(Web page and app entries)
* * * * *
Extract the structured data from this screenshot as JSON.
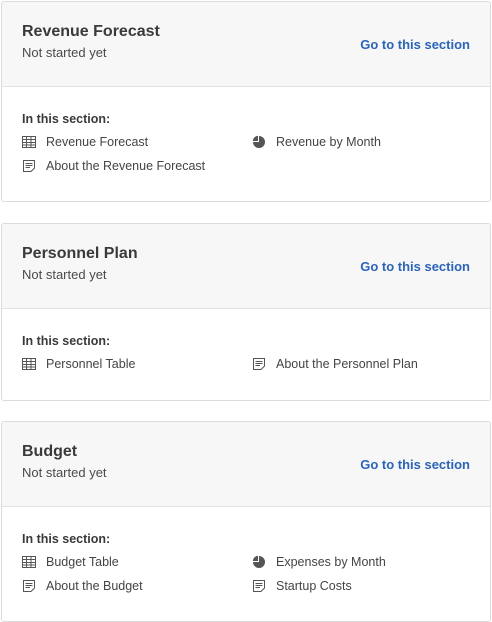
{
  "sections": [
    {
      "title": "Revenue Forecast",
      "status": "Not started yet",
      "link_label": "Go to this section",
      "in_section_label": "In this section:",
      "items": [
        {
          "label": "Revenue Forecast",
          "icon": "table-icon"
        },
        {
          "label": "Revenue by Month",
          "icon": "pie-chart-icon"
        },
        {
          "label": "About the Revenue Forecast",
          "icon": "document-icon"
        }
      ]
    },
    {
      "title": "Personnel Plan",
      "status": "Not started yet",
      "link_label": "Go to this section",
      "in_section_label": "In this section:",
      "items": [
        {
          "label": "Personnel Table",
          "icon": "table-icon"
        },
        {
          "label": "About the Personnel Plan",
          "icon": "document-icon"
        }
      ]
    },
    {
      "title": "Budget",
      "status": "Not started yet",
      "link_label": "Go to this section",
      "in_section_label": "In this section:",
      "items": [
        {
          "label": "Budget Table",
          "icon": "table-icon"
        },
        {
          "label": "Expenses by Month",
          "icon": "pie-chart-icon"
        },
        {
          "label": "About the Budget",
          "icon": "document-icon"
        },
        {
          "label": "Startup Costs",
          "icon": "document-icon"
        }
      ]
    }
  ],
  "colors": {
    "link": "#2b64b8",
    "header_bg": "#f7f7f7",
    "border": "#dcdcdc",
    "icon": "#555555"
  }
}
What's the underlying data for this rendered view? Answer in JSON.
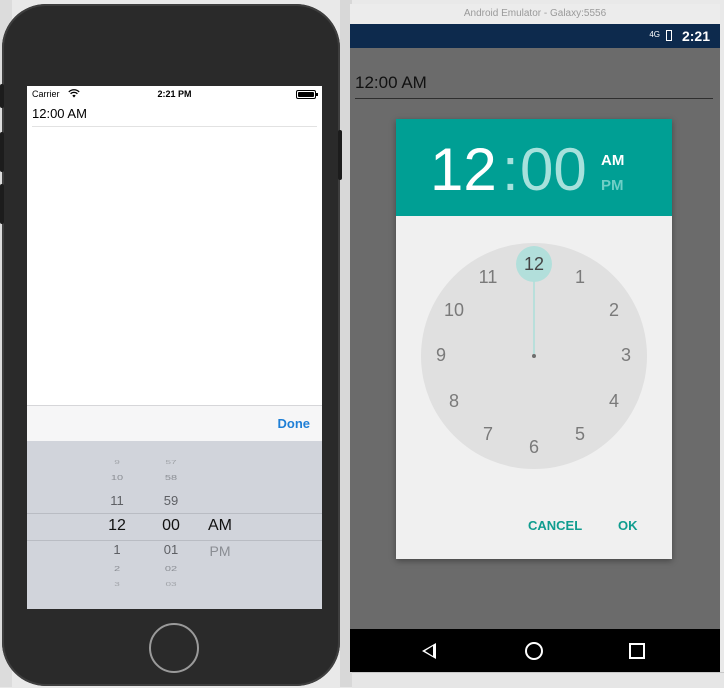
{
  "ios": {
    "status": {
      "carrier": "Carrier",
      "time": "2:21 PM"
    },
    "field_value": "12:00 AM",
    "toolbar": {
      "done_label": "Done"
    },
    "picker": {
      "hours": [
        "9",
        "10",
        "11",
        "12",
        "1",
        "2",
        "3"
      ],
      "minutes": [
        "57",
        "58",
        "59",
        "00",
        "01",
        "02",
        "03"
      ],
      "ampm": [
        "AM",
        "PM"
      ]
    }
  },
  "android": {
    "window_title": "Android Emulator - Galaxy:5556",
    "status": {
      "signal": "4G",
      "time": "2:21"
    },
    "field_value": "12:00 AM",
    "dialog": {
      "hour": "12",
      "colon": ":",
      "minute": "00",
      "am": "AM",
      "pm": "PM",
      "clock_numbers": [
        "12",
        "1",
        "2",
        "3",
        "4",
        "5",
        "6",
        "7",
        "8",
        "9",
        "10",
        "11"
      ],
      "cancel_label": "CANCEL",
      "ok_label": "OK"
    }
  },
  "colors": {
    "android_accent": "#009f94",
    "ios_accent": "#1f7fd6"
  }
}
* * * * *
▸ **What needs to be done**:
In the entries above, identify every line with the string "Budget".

▸ **Exercise response**:
      "title": "Budget",
          "label": "Budget Table",
          "label": "About the Budget",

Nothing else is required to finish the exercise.